On July 16, the government of Belize released a press statement announcing the appointment of a committee to evaluate a proposal to decriminalize marijuana possession. The committee – to be headed by a former police minister – was appointed by the Minister of National Security. The proposal in question seeks to remove criminal sanctions for possession of up to 10 grams of marijuana and instead impose fines and mandatory drug education. Currently, possession of less than 60 grams of marijuana is punishable by a fine of up to US$26,000 and/or up to three years in prison.
The government’s press release states that the initiative “is driven by increasing evidence that the current legislation clutters the courts and the prisons with primarily a marginalized segment of our population. The added impact of a permanent criminal record further disadvantages this already marginalized group as it establishes a barrier against meaningful employment (…) This is further supported by international trends toward decriminalization.”
Due to its geographical placement, Belize has become a prime drug trafficking gateway from South America into Mexico and the United States. Last year, the Obama administration added Belize to a blacklist of countries considered major drug production or transit routes. As a result of increased drug trafficking, Belize has seen rising levels of violence and numbers of street gangs. In a country beleaguered by drug-related crime, decriminalizing marijuana users will free up law enforcement and court resources to tackle the gang violence instead of focusing on imprisoning low-level drug offenders.

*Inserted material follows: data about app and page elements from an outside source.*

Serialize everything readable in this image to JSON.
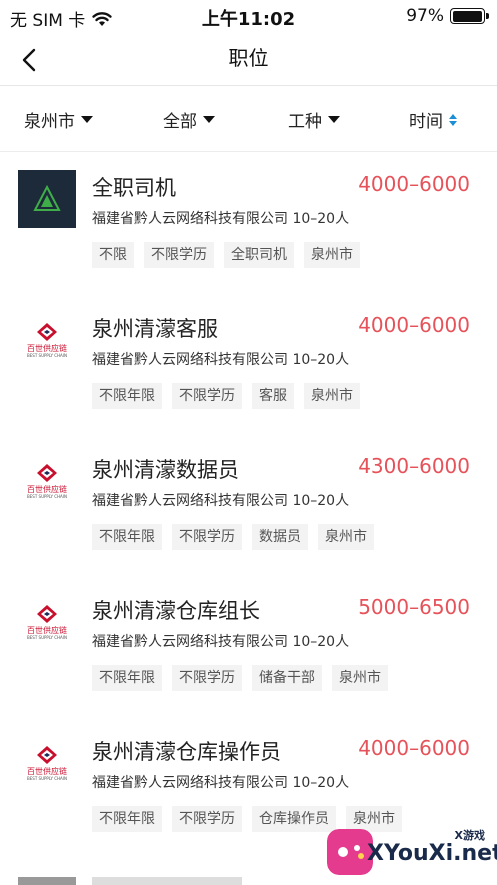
{
  "status_bar": {
    "carrier": "无 SIM 卡",
    "time": "上午11:02",
    "battery": "97%",
    "battery_level": 0.97
  },
  "nav": {
    "title": "职位"
  },
  "filters": [
    {
      "label": "泉州市"
    },
    {
      "label": "全部"
    },
    {
      "label": "工种"
    },
    {
      "label": "时间"
    }
  ],
  "jobs": [
    {
      "title": "全职司机",
      "salary": "4000–6000",
      "company": "福建省黔人云网络科技有限公司 10–20人",
      "tags": [
        "不限",
        "不限学历",
        "全职司机",
        "泉州市"
      ],
      "logo": "dark"
    },
    {
      "title": "泉州清濛客服",
      "salary": "4000–6000",
      "company": "福建省黔人云网络科技有限公司 10–20人",
      "tags": [
        "不限年限",
        "不限学历",
        "客服",
        "泉州市"
      ],
      "logo": "light"
    },
    {
      "title": "泉州清濛数据员",
      "salary": "4300–6000",
      "company": "福建省黔人云网络科技有限公司 10–20人",
      "tags": [
        "不限年限",
        "不限学历",
        "数据员",
        "泉州市"
      ],
      "logo": "light"
    },
    {
      "title": "泉州清濛仓库组长",
      "salary": "5000–6500",
      "company": "福建省黔人云网络科技有限公司 10–20人",
      "tags": [
        "不限年限",
        "不限学历",
        "储备干部",
        "泉州市"
      ],
      "logo": "light"
    },
    {
      "title": "泉州清濛仓库操作员",
      "salary": "4000–6000",
      "company": "福建省黔人云网络科技有限公司 10–20人",
      "tags": [
        "不限年限",
        "不限学历",
        "仓库操作员",
        "泉州市"
      ],
      "logo": "light"
    }
  ],
  "logo_text": {
    "brand": "百世供应链",
    "brand_sub": "BEST SUPPLY CHAIN"
  },
  "watermark": {
    "big": "XYouXi.net",
    "small": "X游戏"
  },
  "colors": {
    "salary": "#e6525a",
    "tag_bg": "#f3f3f3",
    "sort_accent": "#1a8fd8"
  }
}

This is a modest proposal, consistent with decriminalization legislation in many U.S. states, as well as in Latin American and European countries. It is also notable because Belizean law enforcement officials and agencies are the ones pushing it forward. It is good to see a government acknowledging the harms of marijuana criminalization, which most negatively affects society’s marginalized communities.
Decriminalizing drug possession appears to have little impact on levels of illicit drug use. Its principal impacts are reducing arrests of drug users, especially those who are young and/or members of minority groups; reducing opportunities for low level police corruption; allowing police to focus on more serious crimes; reducing criminal justice system costs; and better enabling individuals, families, communities and local governments to deal with addiction as a health rather than criminal issue.
The United States clearly lags far behind Europe and Latin America in ending the criminalization of drug possession. Momentum for reform is growing with respect to decriminalization of marijuana possession, with Massachusetts reducing penalties in 2008, California in 2010, Connecticut in 2011 and Rhode Island earlier this year. All states, however, treat possession of other illegal drugs as a crime. Thirteen states, the District of Columbia, and the federal government currently treat possession of drugs for personal use as a misdemeanor, with penalties of up to a year in jail. The remaining thirty-seven states treat possession of cocaine, heroin and other drugs as a felony, with penalties than can include many years in prison.
It is encouraging to see Belize’s government join the growing number of countries calling for alternatives to the criminalization of people who use drugs. In the past months, Latin America has been at the forefront of this trend – most recently with Uruguay’s marijuana legalization proposal – and the move by Belize towards marijuana decriminalization represents another significant step forward in this debate. Hopefully, this initiative will mark the beginning of the Belizean government playing a more active role in regional and international discussions on drug policy reform.